Thaleia Maher from Something2Offer and I have joined forces to co-create a series this month called What it Takes to Be a Virtual Assistant. She and I have had so many valuable discussions about being virtual assistants and working from home that we decided to get serious about this topic and create something that will really help readers understand what a VA is, and move forward in their quest to become one.
These are just a few things we will be covering on Franticmommy, and Thaleia’s Something2Offer blog:
- What it Takes to Be a Virtual Assistant: The Basics
- What it Takes to Be a Virtual Assistant: Finding Clients
- What it Takes to Be a Virtual Assistant: Picking Your Niche
- What it Takes to Be a Virtual Assistant: Systems and Strategies for Sustainability
- What it Takes to Be a Virtual Assistant: Tools and Skills
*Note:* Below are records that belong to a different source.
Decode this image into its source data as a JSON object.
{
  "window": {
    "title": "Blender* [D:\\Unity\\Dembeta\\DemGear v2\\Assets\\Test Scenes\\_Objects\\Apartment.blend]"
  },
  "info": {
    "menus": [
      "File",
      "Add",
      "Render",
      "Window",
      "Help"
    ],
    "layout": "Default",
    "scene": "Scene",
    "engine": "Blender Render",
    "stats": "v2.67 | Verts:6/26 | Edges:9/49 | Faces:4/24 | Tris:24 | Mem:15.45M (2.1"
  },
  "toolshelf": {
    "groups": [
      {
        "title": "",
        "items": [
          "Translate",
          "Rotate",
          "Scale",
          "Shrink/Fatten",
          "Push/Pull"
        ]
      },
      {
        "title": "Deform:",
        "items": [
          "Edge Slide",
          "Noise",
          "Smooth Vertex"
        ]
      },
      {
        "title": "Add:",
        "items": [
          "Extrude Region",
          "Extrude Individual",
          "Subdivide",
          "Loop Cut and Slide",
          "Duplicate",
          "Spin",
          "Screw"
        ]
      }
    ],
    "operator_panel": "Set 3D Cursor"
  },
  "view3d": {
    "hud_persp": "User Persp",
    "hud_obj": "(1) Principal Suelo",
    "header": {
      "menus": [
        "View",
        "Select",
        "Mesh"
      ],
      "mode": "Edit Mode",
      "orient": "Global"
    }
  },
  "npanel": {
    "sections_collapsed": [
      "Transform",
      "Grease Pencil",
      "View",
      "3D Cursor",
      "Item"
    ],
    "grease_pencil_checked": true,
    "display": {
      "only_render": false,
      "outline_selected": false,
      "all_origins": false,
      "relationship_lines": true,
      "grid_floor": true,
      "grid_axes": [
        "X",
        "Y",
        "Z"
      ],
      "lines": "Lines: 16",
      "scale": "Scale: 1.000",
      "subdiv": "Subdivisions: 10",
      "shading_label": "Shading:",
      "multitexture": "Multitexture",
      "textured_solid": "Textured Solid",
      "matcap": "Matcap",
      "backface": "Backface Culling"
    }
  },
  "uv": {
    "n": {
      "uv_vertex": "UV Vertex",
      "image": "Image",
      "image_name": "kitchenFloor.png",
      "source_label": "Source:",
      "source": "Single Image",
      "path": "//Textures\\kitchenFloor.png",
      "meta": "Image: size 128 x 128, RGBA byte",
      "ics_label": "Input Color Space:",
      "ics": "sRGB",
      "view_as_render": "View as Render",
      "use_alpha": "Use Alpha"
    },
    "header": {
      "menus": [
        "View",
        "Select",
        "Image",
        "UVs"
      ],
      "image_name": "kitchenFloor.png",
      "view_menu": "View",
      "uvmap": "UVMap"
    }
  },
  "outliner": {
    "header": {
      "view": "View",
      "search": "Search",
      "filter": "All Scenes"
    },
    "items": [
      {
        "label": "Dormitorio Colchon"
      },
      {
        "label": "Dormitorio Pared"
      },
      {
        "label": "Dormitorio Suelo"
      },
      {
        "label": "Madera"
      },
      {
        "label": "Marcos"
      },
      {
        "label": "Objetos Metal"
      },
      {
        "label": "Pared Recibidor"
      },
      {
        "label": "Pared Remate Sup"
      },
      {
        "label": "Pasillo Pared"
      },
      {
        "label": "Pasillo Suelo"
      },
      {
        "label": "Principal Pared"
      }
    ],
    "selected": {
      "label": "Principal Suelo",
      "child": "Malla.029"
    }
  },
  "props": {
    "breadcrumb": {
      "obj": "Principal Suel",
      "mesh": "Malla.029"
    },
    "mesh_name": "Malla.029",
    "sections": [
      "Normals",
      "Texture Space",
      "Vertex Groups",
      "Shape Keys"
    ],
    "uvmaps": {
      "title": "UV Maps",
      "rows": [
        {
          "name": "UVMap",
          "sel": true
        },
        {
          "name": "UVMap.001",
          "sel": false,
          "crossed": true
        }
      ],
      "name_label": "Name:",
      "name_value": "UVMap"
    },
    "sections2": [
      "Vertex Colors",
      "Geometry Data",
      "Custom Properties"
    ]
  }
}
- What it Takes to Be a Virtual Assistant: How VA and Regular Employees Differ
- What it Takes to Be a Virtual Assistant: When to Know it’s Time to Hire a VA
- What it Takes to Be a Virtual Assistant: I’ve Hired a VA: NOW WHAT?
Many business professionals these days are aware of the concept of working with a virtual assistant. But just as many really aren’t sure what to look for, or how to accommodate a virtual assistant.
With companies downsizing right and left, the profession of a virtual assistant is on the rise, yet many would-be employers find themselves in “analysis paralysis” when weighing the pros and cons of VAs-vs-employees. Hiring a virtual assistant does have similarities to hiring in-house employees, but there are some major differences as well. Here are some facts to clear the air:
A Virtual Assistant is both an asset and a partner in your business so you want and need to choose quality people. • As with any prospecting for new team members, rely on referrals and recommendations from friends and peers before hiring. • Like any employee, your VA desires direction and guidance. Be very clear about your expectations–what specific deliverables or outputs you expect, by when, and for how much.
Like hiring an in-house employee, employing a certified virtual assistant is a smart business decision. Their job is to help you gain more time to focus on core tasks that create value for your business.
Like an employee, Virtual Assistants have working hours and specific times of availability. Don’t assume, just because they are working from home, they are free to work on your projects on weekends and evenings.
Make sure your new VA is very clear about your expectations. Be very clear what specific deliverables or outputs you expect, by when, and for how much. Often times you will be communicating via email or Skype so tone and urgency of your voice won’t translate well. Create an ongoing work plan with milestones that is updated often.
Insist on a detailed contract or Terms of Agreement. Make sure the mode of payment is clearly laid out, as well as the schedule for submission of tasks or completion of milestones.
Since many virtual assistants work from home the option is not there to “walk down the hall” to check on their progress. Processes, systems, and programs need to be utilized to keep projects flowing and prevent tasks from falling through the cracks.
If you have temporary projects, a VA can be an asset for handling all the time-consuming tasks. Once the project is completed, their contract is ended and they can move on unlike the risks and costs of employing and firing employees.
When working with a VA, give feedback promptly and when they do good work, make sure he or she knows it. If there’s something you’d like to be improved, communicate that as well.
Finally, use the tools at your disposal to make working with your VA easier and more efficient. Online collaboration options like Basecamp, Trello, and Dropbox can be a business professional/virtual assistant’s best friend. Here are more of my favorite “must-have” virtual assistant and freelancer tools here and here.
It’s important that you find your ideal Virtual Assistant, and that they will work well with you. You want your new VA to add to your business as opposed to creating more headaches. If you take the time to screen well, you will find the right one and you can start to get rid of those tasks that are holding your business back.
Be sure and check out Thaleia’s posts HERE as well since we are doing this series in tandem. If you have any specific thoughts, comments, or questions, please leave them in the comment box below. We want to know what YOU are wondering about and what you need to know to start Rockin The VA Life?
Tons of “getting started” info from what kind of gear will you need to where are the best places to find clients. Did I mention it was free?
Best of luck to you on your new quest!